_Task goal_.
Repeat the records word for word, excluding any picture.

_Records drawn from a dataset_.

++++++

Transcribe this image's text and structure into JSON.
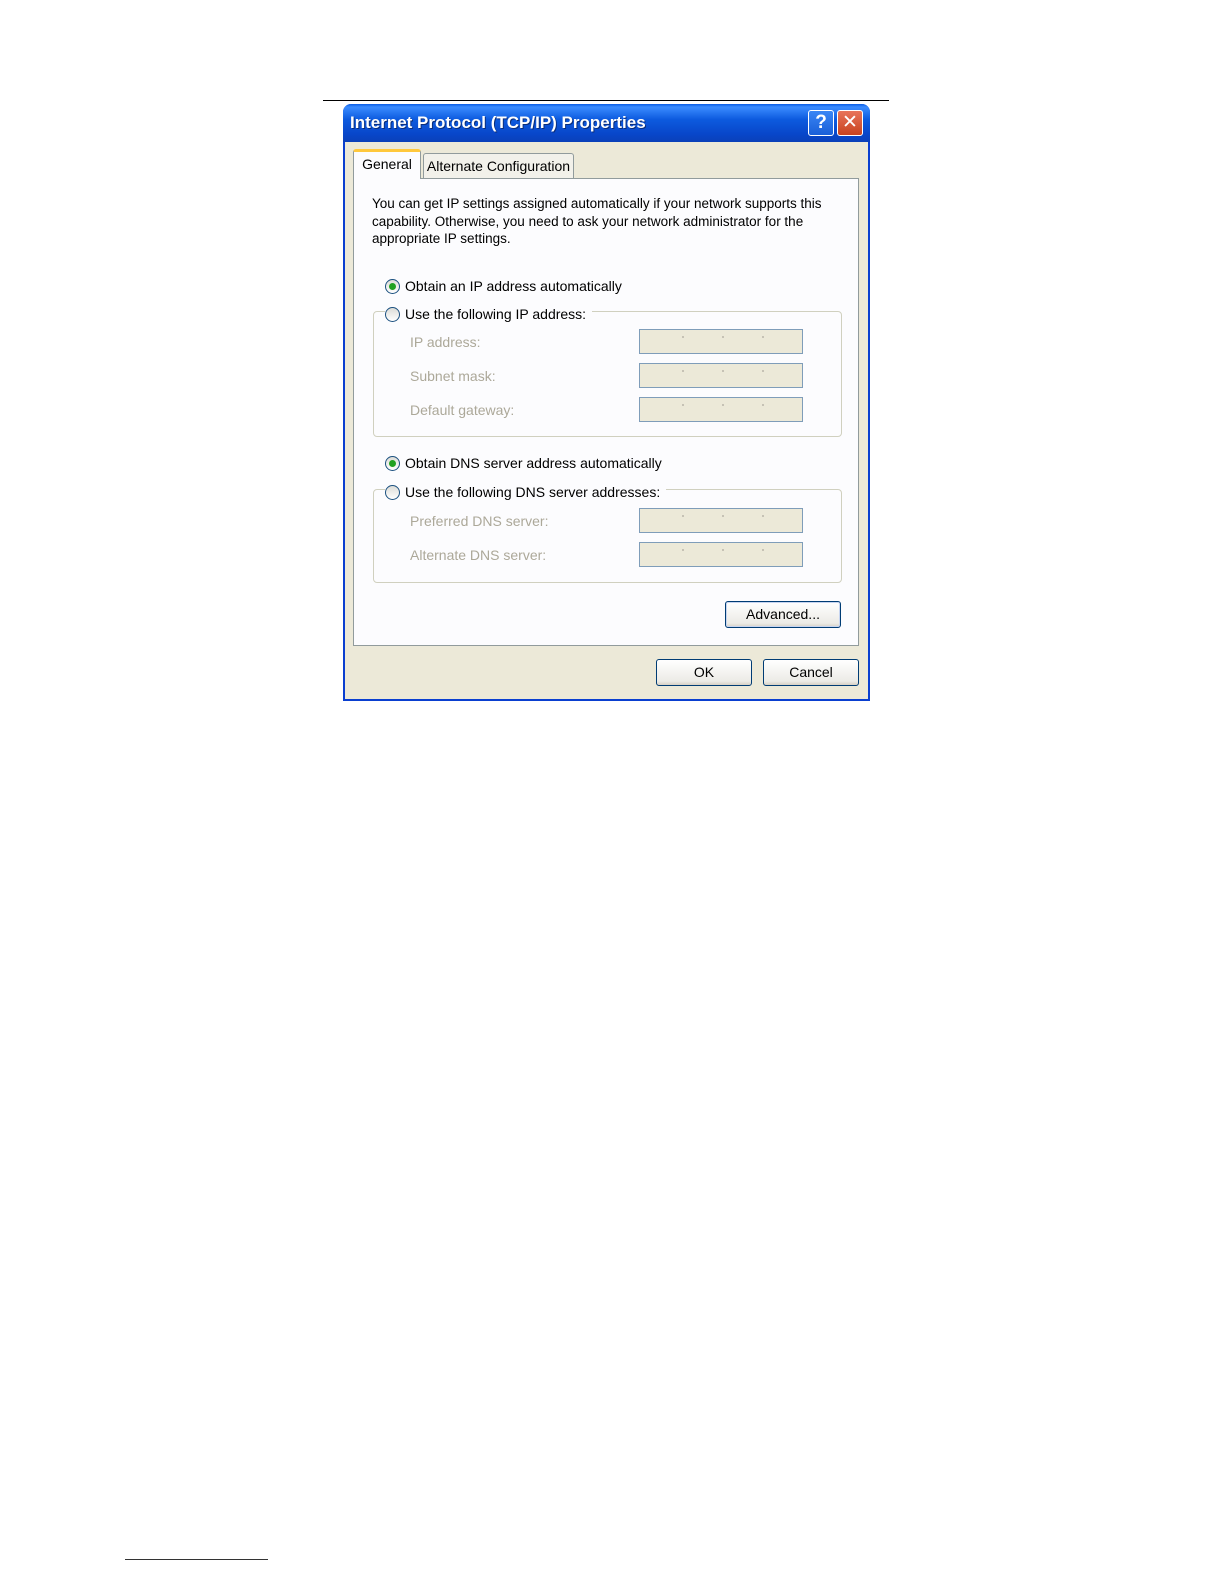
{
  "dialog": {
    "title": "Internet Protocol (TCP/IP) Properties",
    "help_symbol": "?",
    "close_symbol": "✕",
    "tabs": [
      {
        "label": "General",
        "active": true
      },
      {
        "label": "Alternate Configuration",
        "active": false
      }
    ],
    "intro": "You can get IP settings assigned automatically if your network supports this capability. Otherwise, you need to ask your network administrator for the appropriate IP settings.",
    "ip": {
      "auto_label": "Obtain an IP address automatically",
      "manual_label": "Use the following IP address:",
      "selected": "auto",
      "fields": [
        {
          "label": "IP address:"
        },
        {
          "label": "Subnet mask:"
        },
        {
          "label": "Default gateway:"
        }
      ]
    },
    "dns": {
      "auto_label": "Obtain DNS server address automatically",
      "manual_label": "Use the following DNS server addresses:",
      "selected": "auto",
      "fields": [
        {
          "label": "Preferred DNS server:"
        },
        {
          "label": "Alternate DNS server:"
        }
      ]
    },
    "buttons": {
      "advanced": "Advanced...",
      "ok": "OK",
      "cancel": "Cancel"
    }
  }
}
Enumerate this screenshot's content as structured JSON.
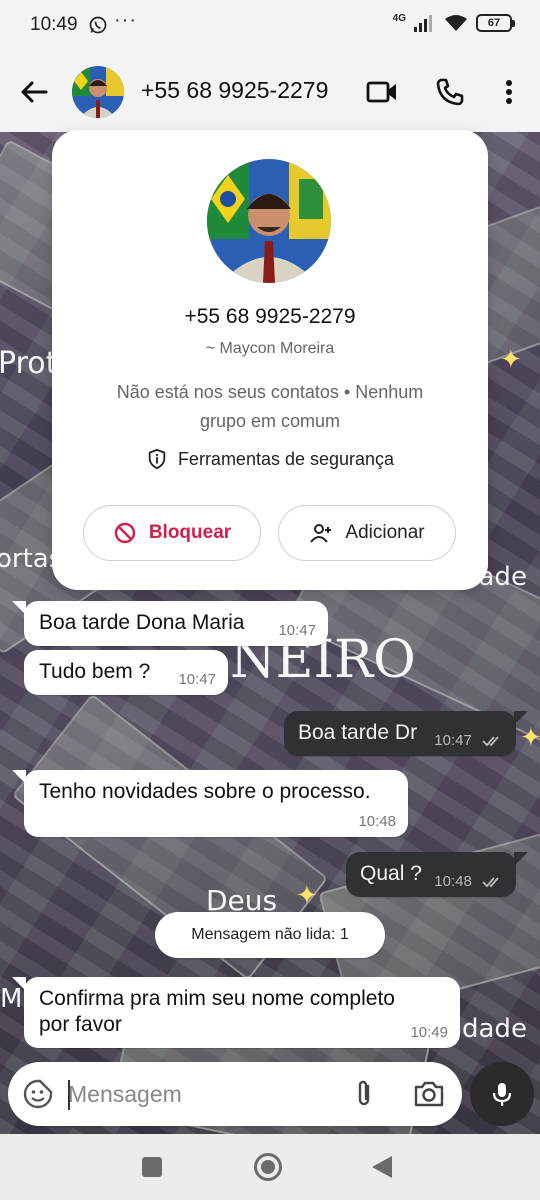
{
  "status_bar": {
    "time": "10:49",
    "more": "···",
    "network": "4G",
    "battery": "67"
  },
  "header": {
    "title": "+55 68 9925-2279"
  },
  "wallpaper": {
    "texts": [
      "Prot",
      "ortas",
      "NEIRO",
      "Deus",
      "dade",
      "dade",
      "M"
    ]
  },
  "contact_card": {
    "phone": "+55 68 9925-2279",
    "name": "~ Maycon Moreira",
    "info": "Não está nos seus contatos • Nenhum grupo em comum",
    "safety_tools": "Ferramentas de segurança",
    "block_label": "Bloquear",
    "add_label": "Adicionar"
  },
  "messages": [
    {
      "direction": "in",
      "text": "Boa tarde Dona Maria",
      "time": "10:47"
    },
    {
      "direction": "in",
      "text": "Tudo bem ?",
      "time": "10:47"
    },
    {
      "direction": "out",
      "text": "Boa tarde Dr",
      "time": "10:47",
      "status": "read"
    },
    {
      "direction": "in",
      "text": "Tenho novidades sobre o processo.",
      "time": "10:48"
    },
    {
      "direction": "out",
      "text": "Qual ?",
      "time": "10:48",
      "status": "read"
    },
    {
      "direction": "in",
      "text": "Confirma pra mim seu nome completo por favor",
      "time": "10:49"
    }
  ],
  "unread_divider": "Mensagem não lida: 1",
  "composer": {
    "placeholder": "Mensagem"
  },
  "colors": {
    "block_red": "#d2204d",
    "outgoing_bubble": "#303134",
    "incoming_bubble": "#ffffff"
  }
}
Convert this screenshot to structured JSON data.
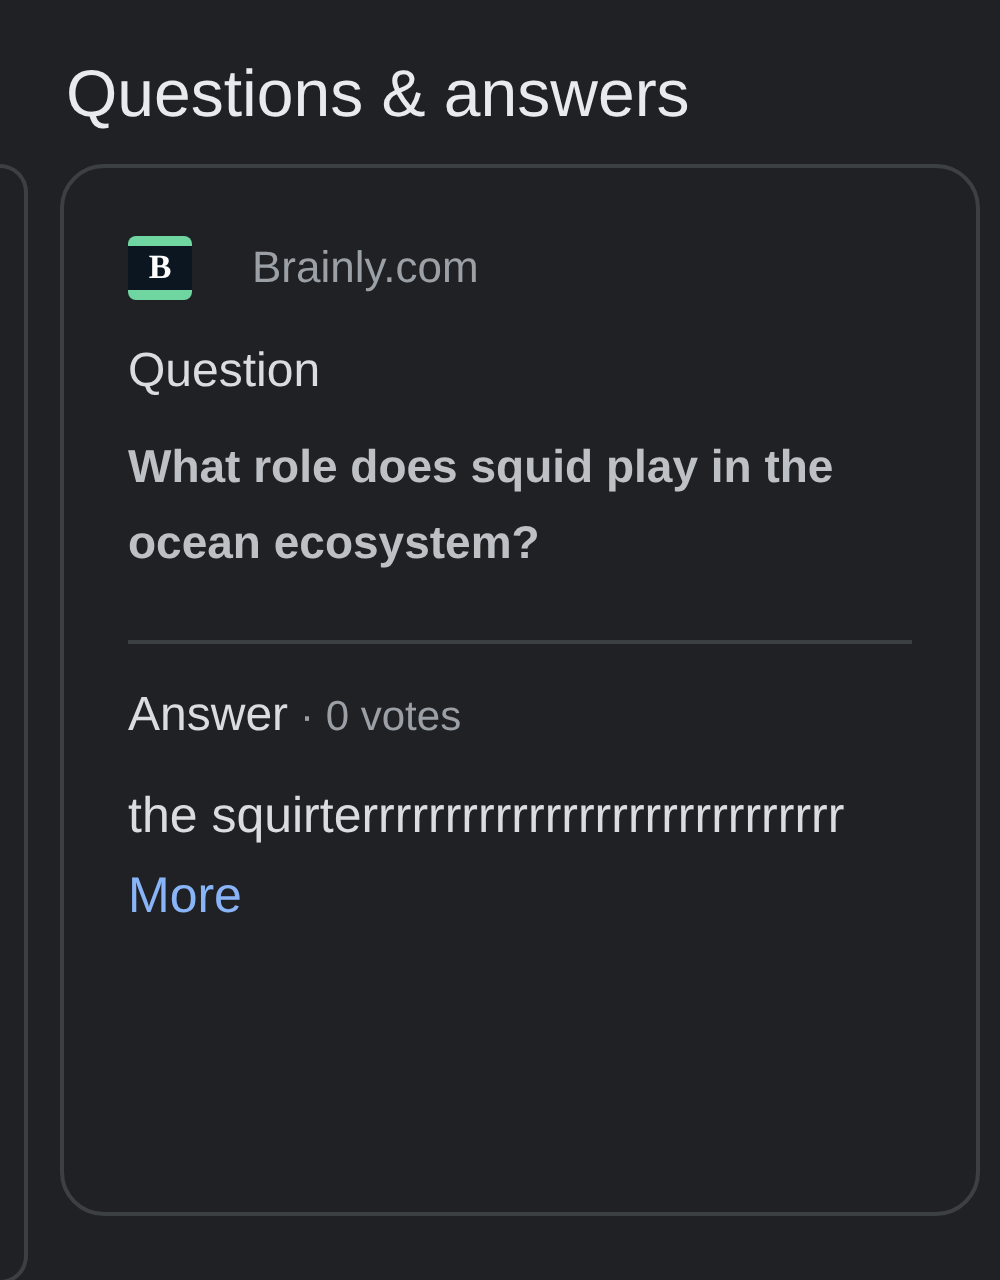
{
  "heading": "Questions & answers",
  "card": {
    "logo_letter": "B",
    "source": "Brainly.com",
    "question_label": "Question",
    "question": "What role does squid play in the ocean ecosystem?",
    "answer_label": "Answer",
    "votes": "· 0 votes",
    "answer": "the squirterrrrrrrrrrrrrrrrrrrrrrrrrrrrr",
    "more": "More"
  }
}
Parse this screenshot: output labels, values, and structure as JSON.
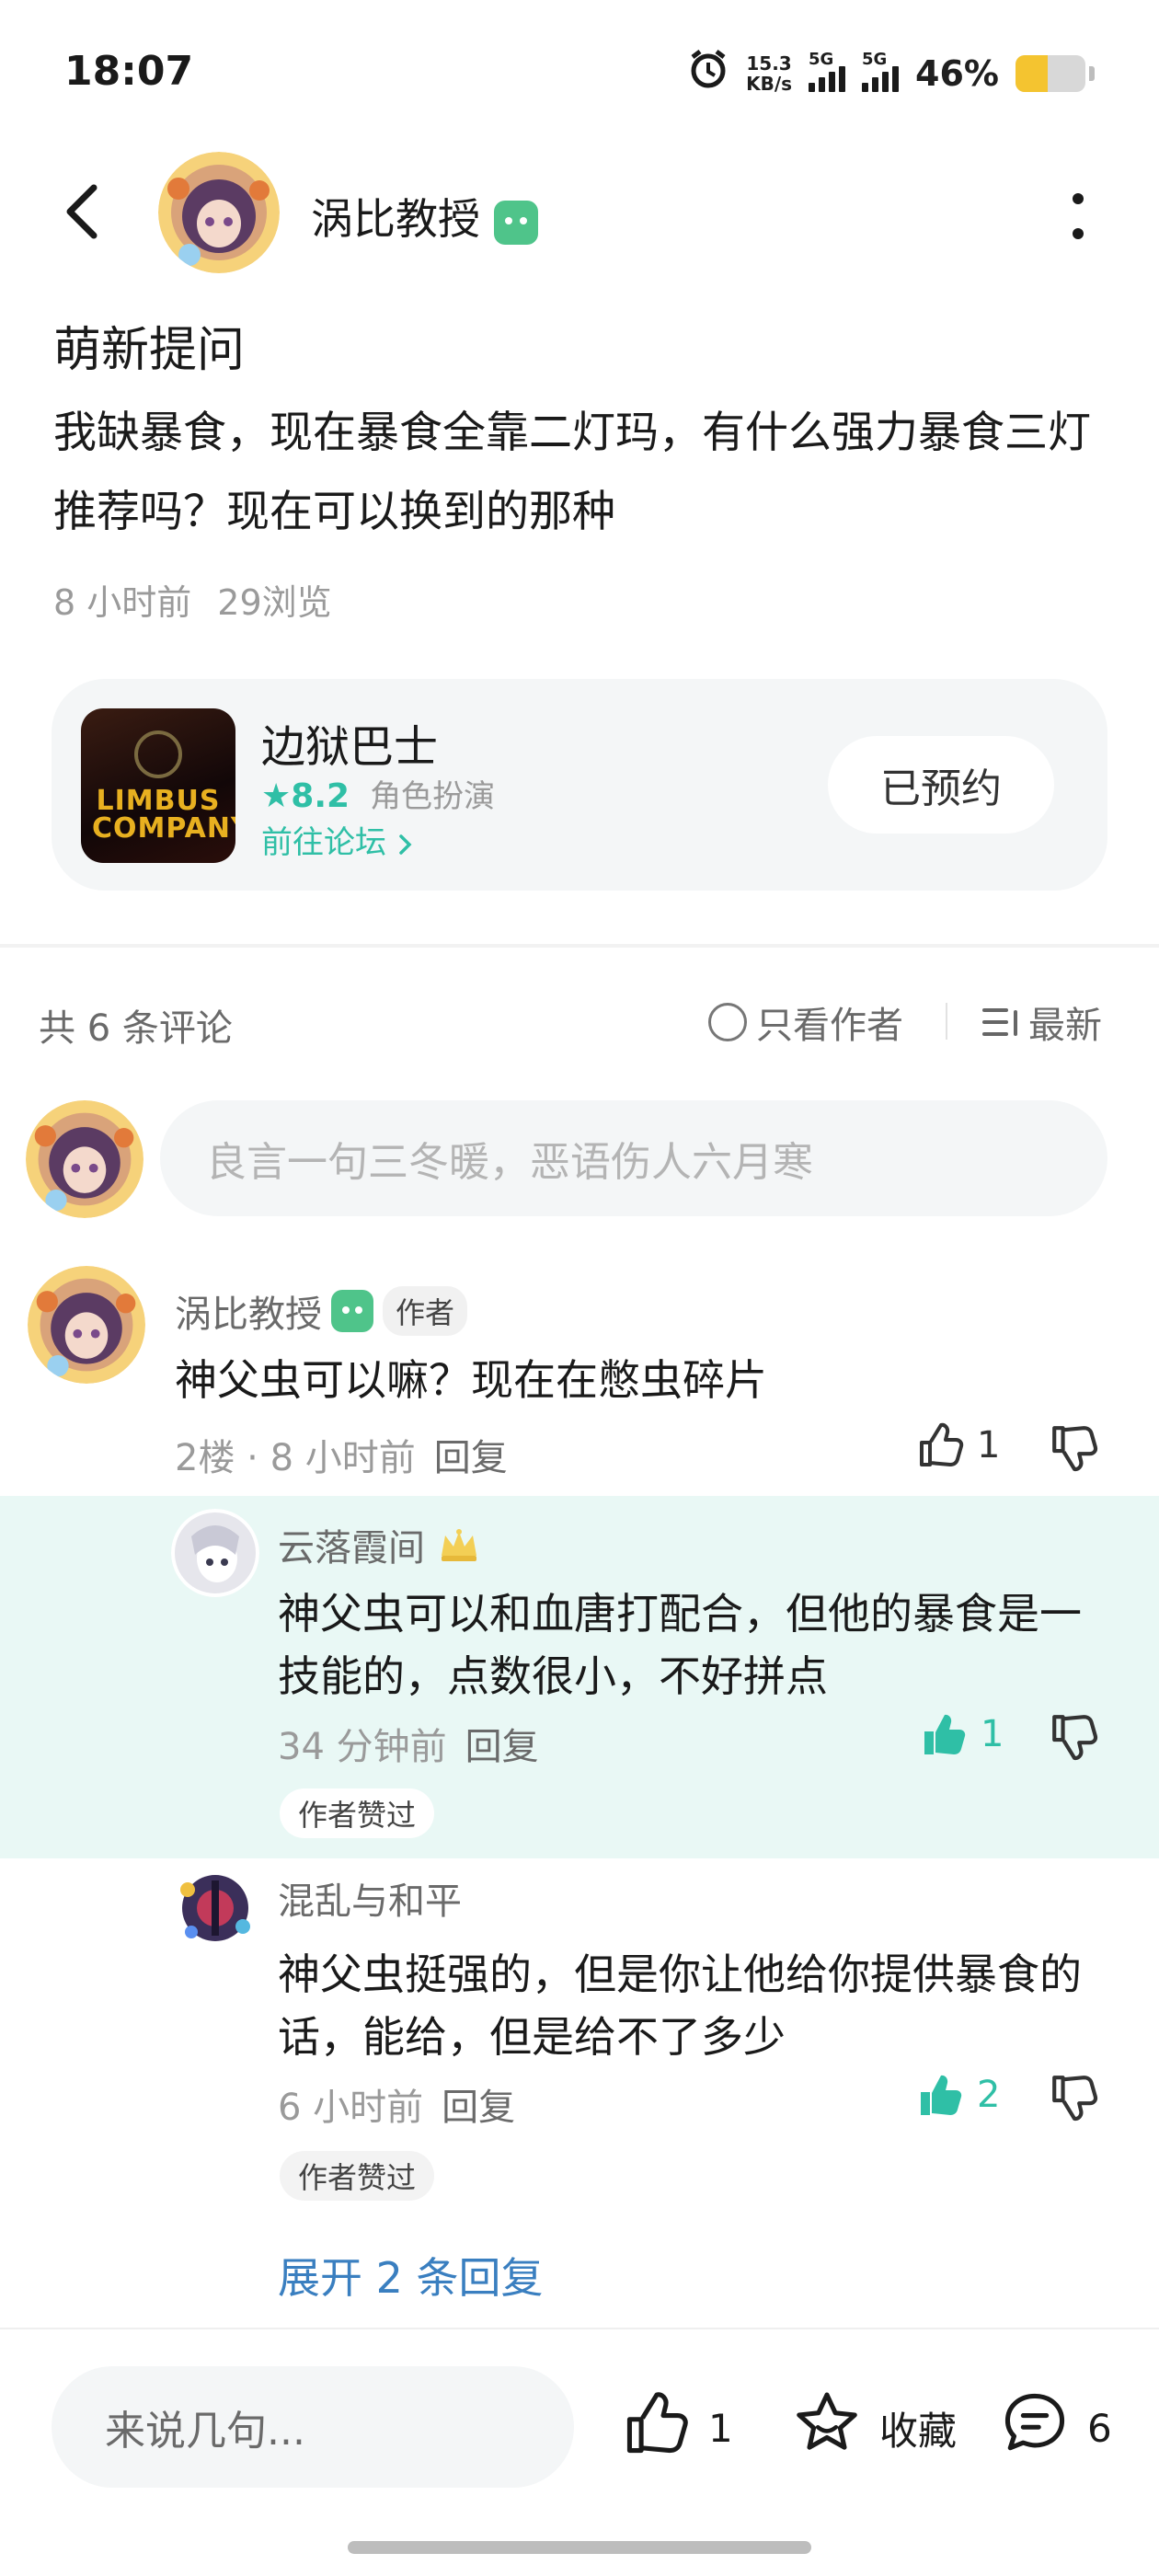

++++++

_Result of the exercise_.
Transcribe this image's text and structure into JSON.
{
  "dialog": {
    "title": "Internet Protocol (TCP/IP) Properties",
    "help_symbol": "?",
    "close_symbol": "✕",
    "tabs": [
      {
        "label": "General",
        "active": true
      },
      {
        "label": "Alternate Configuration",
        "active": false
      }
    ],
    "intro": "You can get IP settings assigned automatically if your network supports this capability. Otherwise, you need to ask your network administrator for the appropriate IP settings.",
    "ip": {
      "auto_label": "Obtain an IP address automatically",
      "manual_label": "Use the following IP address:",
      "selected": "auto",
      "fields": [
        {
          "label": "IP address:"
        },
        {
          "label": "Subnet mask:"
        },
        {
          "label": "Default gateway:"
        }
      ]
    },
    "dns": {
      "auto_label": "Obtain DNS server address automatically",
      "manual_label": "Use the following DNS server addresses:",
      "selected": "auto",
      "fields": [
        {
          "label": "Preferred DNS server:"
        },
        {
          "label": "Alternate DNS server:"
        }
      ]
    },
    "buttons": {
      "advanced": "Advanced...",
      "ok": "OK",
      "cancel": "Cancel"
    }
  }
}
Enumerate this screenshot's content as structured JSON.
{
  "status_bar": {
    "time": "10:49",
    "more": "···",
    "network": "4G",
    "battery": "67"
  },
  "header": {
    "title": "+55 68 9925-2279"
  },
  "wallpaper": {
    "texts": [
      "Prot",
      "ortas",
      "NEIRO",
      "Deus",
      "dade",
      "dade",
      "M"
    ]
  },
  "contact_card": {
    "phone": "+55 68 9925-2279",
    "name": "~ Maycon Moreira",
    "info": "Não está nos seus contatos • Nenhum grupo em comum",
    "safety_tools": "Ferramentas de segurança",
    "block_label": "Bloquear",
    "add_label": "Adicionar"
  },
  "messages": [
    {
      "direction": "in",
      "text": "Boa tarde Dona Maria",
      "time": "10:47"
    },
    {
      "direction": "in",
      "text": "Tudo bem ?",
      "time": "10:47"
    },
    {
      "direction": "out",
      "text": "Boa tarde Dr",
      "time": "10:47",
      "status": "read"
    },
    {
      "direction": "in",
      "text": "Tenho novidades sobre o processo.",
      "time": "10:48"
    },
    {
      "direction": "out",
      "text": "Qual ?",
      "time": "10:48",
      "status": "read"
    },
    {
      "direction": "in",
      "text": "Confirma pra mim seu nome completo por favor",
      "time": "10:49"
    }
  ],
  "unread_divider": "Mensagem não lida: 1",
  "composer": {
    "placeholder": "Mensagem"
  },
  "colors": {
    "block_red": "#d2204d",
    "outgoing_bubble": "#303134",
    "incoming_bubble": "#ffffff"
  }
}
Convert this screenshot to structured JSON data.
{
  "heading": "Questions & answers",
  "card": {
    "logo_letter": "B",
    "source": "Brainly.com",
    "question_label": "Question",
    "question": "What role does squid play in the ocean ecosystem?",
    "answer_label": "Answer",
    "votes": "· 0 votes",
    "answer": "the squirterrrrrrrrrrrrrrrrrrrrrrrrrrrrr",
    "more": "More"
  }
}
Parse this screenshot: output labels, values, and structure as JSON.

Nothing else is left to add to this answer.